If you do decide to drink alcohol after your first trimester, you should limit your intake to one or two units, once or twice a week. Although experts say the risks are probably low, it’s known that the more you drink, the higher the risks for your baby. It may be safer for you to cut out alcohol completely, as it can be easy to underestimate how much you’re drinking, especially at home.

Though both websites agree that the absolute best thing to do is to abstain from drinking entirely, the U.K. website provides expectant women a more moderate approach, offering advice and information on what occasional and moderate drinking may mean, rather than demonizing women for choosing to have a glass of wine.

Everyone needs to be equally responsible for their own sexual decisions, and yet the CDC perpetuates the idea that women with uteruses are the the only ones with any responsibility.

I’m not trying to downplay the dangerousness of fetal alcohol syndrome by any means. It’s a real thing and one we should all be aware of and cognizant of, but to talk about it as if it will happen to every child whose gestational parent had one sip of beer is disingenuous. Scientists and research don’t know quite yet how much alcohol (if any) is safe, even if we do know that the risks increase with amount. And practically speaking, how many friends do you know who conceived their totally healthy kid on a night that was not their most sober ever? Many.

Some will claim the CDC news as news just about protecting babies. And yet, it specifically asks women to abstain from alcohol, placing the burden for any fetuses created squarely on their shoulders. But it could have just as easily called upon men (and other people who make sperm!) to avoid having unprotected sex with women who do choose to drink alcohol. Don’t men (and other people who make sperm!) also bear some responsibility for the fetuses and the children which they help to create? Everyone needs to be equally responsible for their own sexual decisions, and yet the CDC perpetuates the idea that women with uteruses are the the only ones with any responsibility.

Courtesy of Katherine DM Clover

It’s not just that the CDC could have benefited from more inclusive language, though that definitely would’ve helped. The entire basis for making a recommendation like this is problematic at its root. As a feminist, as a mother, and as a queer woman, I am so disappointed to find the CDC devaluing women in such a grossly misogynistic and biased way.

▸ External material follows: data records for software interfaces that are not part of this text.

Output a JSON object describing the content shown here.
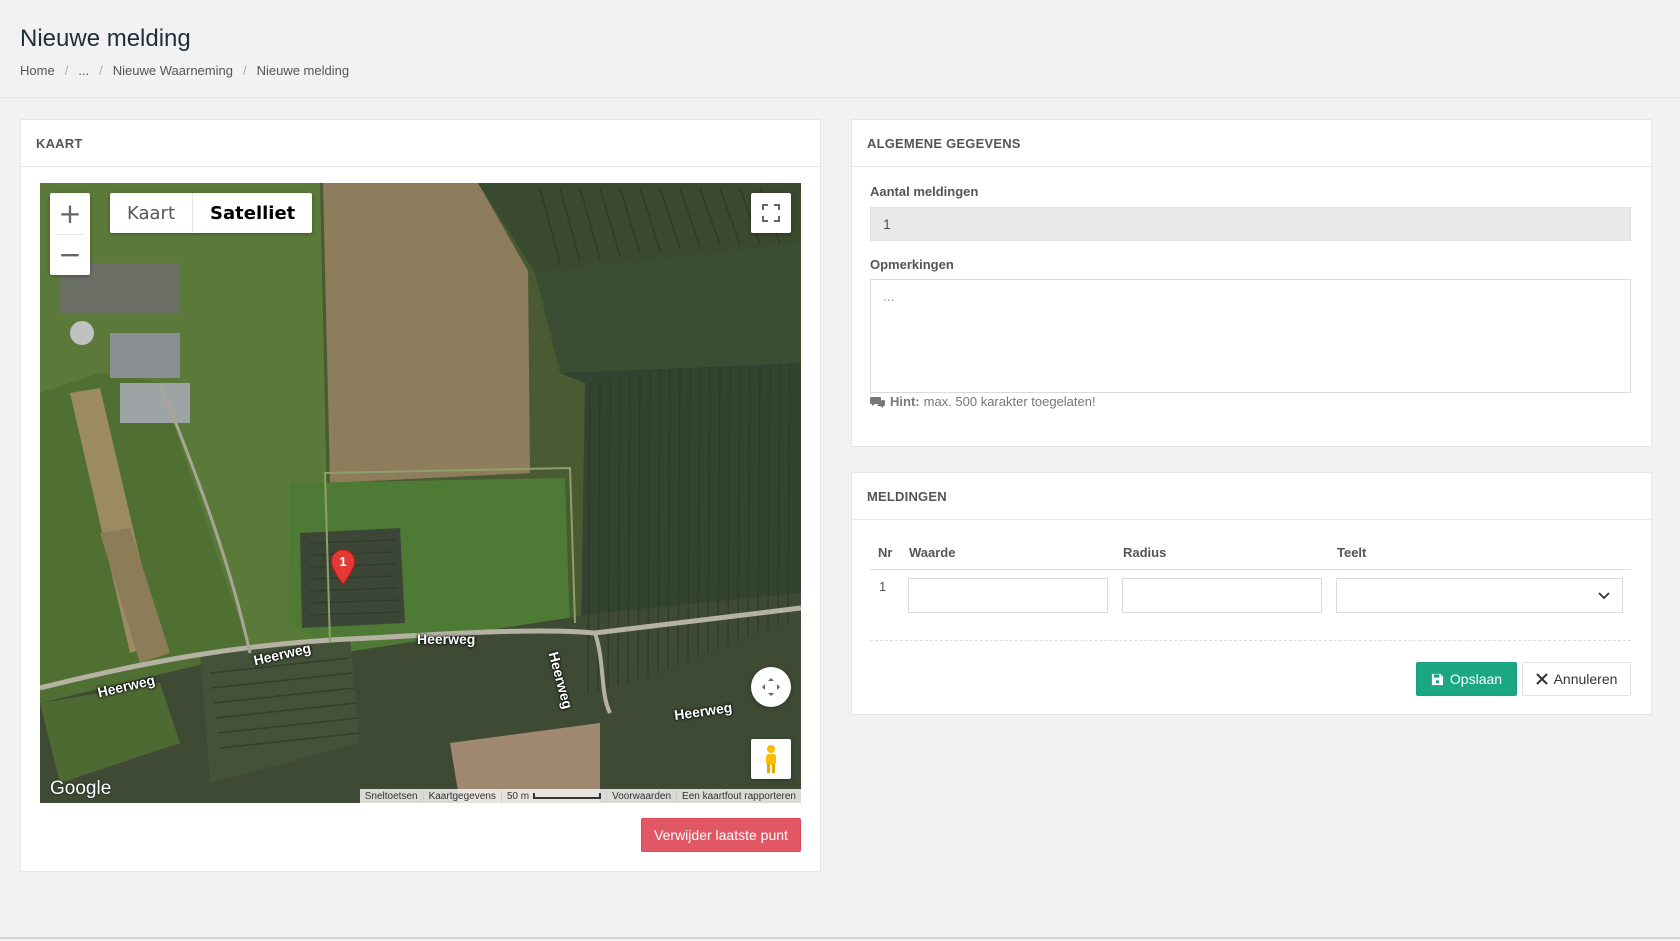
{
  "header": {
    "title": "Nieuwe melding",
    "breadcrumb": [
      "Home",
      "...",
      "Nieuwe Waarneming",
      "Nieuwe melding"
    ]
  },
  "map_panel": {
    "title": "KAART",
    "map_type_options": [
      "Kaart",
      "Satelliet"
    ],
    "map_type_selected": "Satelliet",
    "zoom_in": "+",
    "zoom_out": "−",
    "marker_label": "1",
    "road_labels": [
      "Heerweg",
      "Heerweg",
      "Heerweg",
      "Heerweg",
      "Heerweg"
    ],
    "logo": "Google",
    "attribution": [
      "Sneltoetsen",
      "Kaartgegevens",
      "50 m",
      "Voorwaarden",
      "Een kaartfout rapporteren"
    ],
    "delete_button": "Verwijder laatste punt"
  },
  "general_panel": {
    "title": "ALGEMENE GEGEVENS",
    "count_label": "Aantal meldingen",
    "count_value": "1",
    "remarks_label": "Opmerkingen",
    "remarks_placeholder": "...",
    "hint_bold": "Hint:",
    "hint_text": "max. 500 karakter toegelaten!"
  },
  "reports_panel": {
    "title": "MELDINGEN",
    "columns": [
      "Nr",
      "Waarde",
      "Radius",
      "Teelt"
    ],
    "rows": [
      {
        "nr": "1",
        "waarde": "",
        "radius": "",
        "teelt": ""
      }
    ],
    "save_button": "Opslaan",
    "cancel_button": "Annuleren"
  },
  "colors": {
    "success": "#1ba784",
    "danger": "#e15763",
    "marker": "#e53935"
  }
}
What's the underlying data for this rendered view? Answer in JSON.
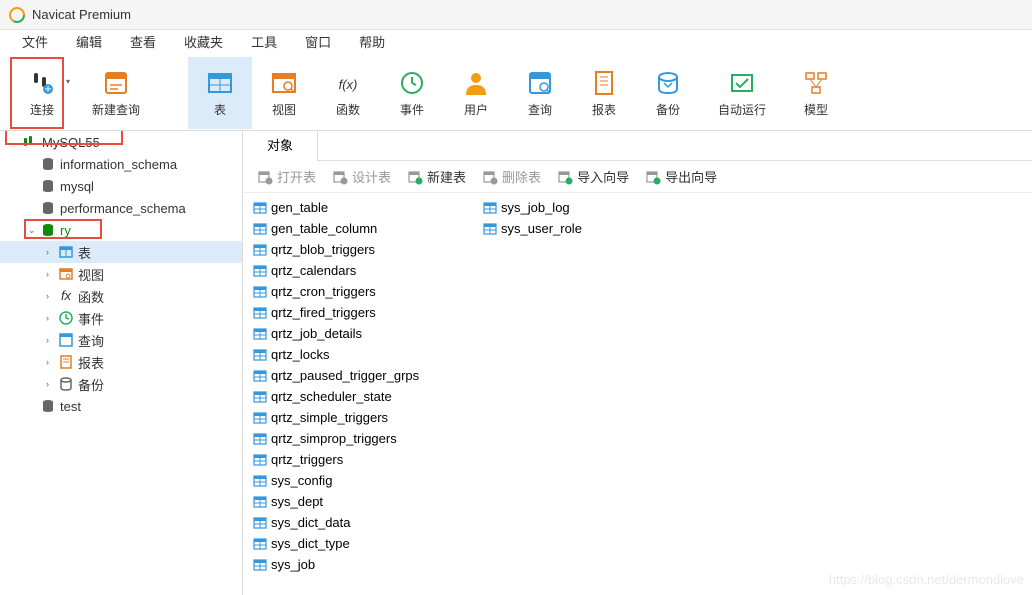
{
  "titlebar": {
    "text": "Navicat Premium"
  },
  "menubar": {
    "items": [
      "文件",
      "编辑",
      "查看",
      "收藏夹",
      "工具",
      "窗口",
      "帮助"
    ]
  },
  "toolbar": {
    "items": [
      {
        "label": "连接",
        "icon": "plug",
        "color": "#333",
        "highlighted": false,
        "dropdown": true,
        "redbox": true
      },
      {
        "label": "新建查询",
        "icon": "query",
        "color": "#e67e22",
        "highlighted": false
      },
      {
        "label": "表",
        "icon": "table",
        "color": "#3498db",
        "highlighted": true
      },
      {
        "label": "视图",
        "icon": "view",
        "color": "#e67e22",
        "highlighted": false
      },
      {
        "label": "函数",
        "icon": "fx",
        "color": "#333",
        "highlighted": false
      },
      {
        "label": "事件",
        "icon": "clock",
        "color": "#27ae60",
        "highlighted": false
      },
      {
        "label": "用户",
        "icon": "user",
        "color": "#f39c12",
        "highlighted": false
      },
      {
        "label": "查询",
        "icon": "query2",
        "color": "#3498db",
        "highlighted": false
      },
      {
        "label": "报表",
        "icon": "report",
        "color": "#e67e22",
        "highlighted": false
      },
      {
        "label": "备份",
        "icon": "backup",
        "color": "#3498db",
        "highlighted": false
      },
      {
        "label": "自动运行",
        "icon": "auto",
        "color": "#27ae60",
        "highlighted": false
      },
      {
        "label": "模型",
        "icon": "model",
        "color": "#e67e22",
        "highlighted": false
      }
    ]
  },
  "sidebar": {
    "nodes": [
      {
        "label": "MySQL55",
        "level": 0,
        "icon": "db-conn",
        "color": "#0e8a0e",
        "expand": "",
        "redbox": true
      },
      {
        "label": "information_schema",
        "level": 1,
        "icon": "db",
        "color": "#666",
        "expand": ""
      },
      {
        "label": "mysql",
        "level": 1,
        "icon": "db",
        "color": "#666",
        "expand": ""
      },
      {
        "label": "performance_schema",
        "level": 1,
        "icon": "db",
        "color": "#666",
        "expand": ""
      },
      {
        "label": "ry",
        "level": 1,
        "icon": "db-open",
        "color": "#0e8a0e",
        "expand": "v",
        "green": true,
        "redbox": true
      },
      {
        "label": "表",
        "level": 2,
        "icon": "table-s",
        "color": "#3498db",
        "expand": ">",
        "selected": true
      },
      {
        "label": "视图",
        "level": 2,
        "icon": "view-s",
        "color": "#e67e22",
        "expand": ">"
      },
      {
        "label": "函数",
        "level": 2,
        "icon": "fx-s",
        "color": "#333",
        "expand": ">"
      },
      {
        "label": "事件",
        "level": 2,
        "icon": "clock-s",
        "color": "#27ae60",
        "expand": ">"
      },
      {
        "label": "查询",
        "level": 2,
        "icon": "query-s",
        "color": "#3498db",
        "expand": ">"
      },
      {
        "label": "报表",
        "level": 2,
        "icon": "report-s",
        "color": "#e67e22",
        "expand": ">"
      },
      {
        "label": "备份",
        "level": 2,
        "icon": "backup-s",
        "color": "#666",
        "expand": ">"
      },
      {
        "label": "test",
        "level": 1,
        "icon": "db",
        "color": "#666",
        "expand": ""
      }
    ]
  },
  "content": {
    "tab": "对象",
    "actions": [
      {
        "label": "打开表",
        "enabled": false,
        "icon": "open"
      },
      {
        "label": "设计表",
        "enabled": false,
        "icon": "design"
      },
      {
        "label": "新建表",
        "enabled": true,
        "icon": "new",
        "accent": "#27ae60"
      },
      {
        "label": "删除表",
        "enabled": false,
        "icon": "delete"
      },
      {
        "label": "导入向导",
        "enabled": true,
        "icon": "import",
        "accent": "#27ae60"
      },
      {
        "label": "导出向导",
        "enabled": true,
        "icon": "export",
        "accent": "#27ae60"
      }
    ],
    "tables": [
      "gen_table",
      "gen_table_column",
      "qrtz_blob_triggers",
      "qrtz_calendars",
      "qrtz_cron_triggers",
      "qrtz_fired_triggers",
      "qrtz_job_details",
      "qrtz_locks",
      "qrtz_paused_trigger_grps",
      "qrtz_scheduler_state",
      "qrtz_simple_triggers",
      "qrtz_simprop_triggers",
      "qrtz_triggers",
      "sys_config",
      "sys_dept",
      "sys_dict_data",
      "sys_dict_type",
      "sys_job",
      "sys_job_log",
      "sys_user_role"
    ]
  },
  "watermark": "https://blog.csdn.net/dermondlove"
}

If the CDC actually wants to protect potential children from the very real dangers of fetal alcohol syndrome, there are real, tangible, and important things that it can do. It can encourage and promote the use of reliable methods of birth control for those who wish to delay or completely prevent pregnancy. It can promote access to safe, legal, abortion for those carrying pregnancies they don’t wish to. It can encourage all people to drink moderately and responsibly when they do drink, which is really good for all of us and would significantly decrease the risk to fetuses. It can also give both men and women (and every gender and identity interested in carrying a pregnancy and becoming a parent) access to the most up-to-date, relevant, and useful information pre- and during pregnancy so that every individual involved feels equipped to make choices that are best for them, whatever they may be. Instead, they chose to go about it in the most sexist, anti-choice, gender essentialist way possible.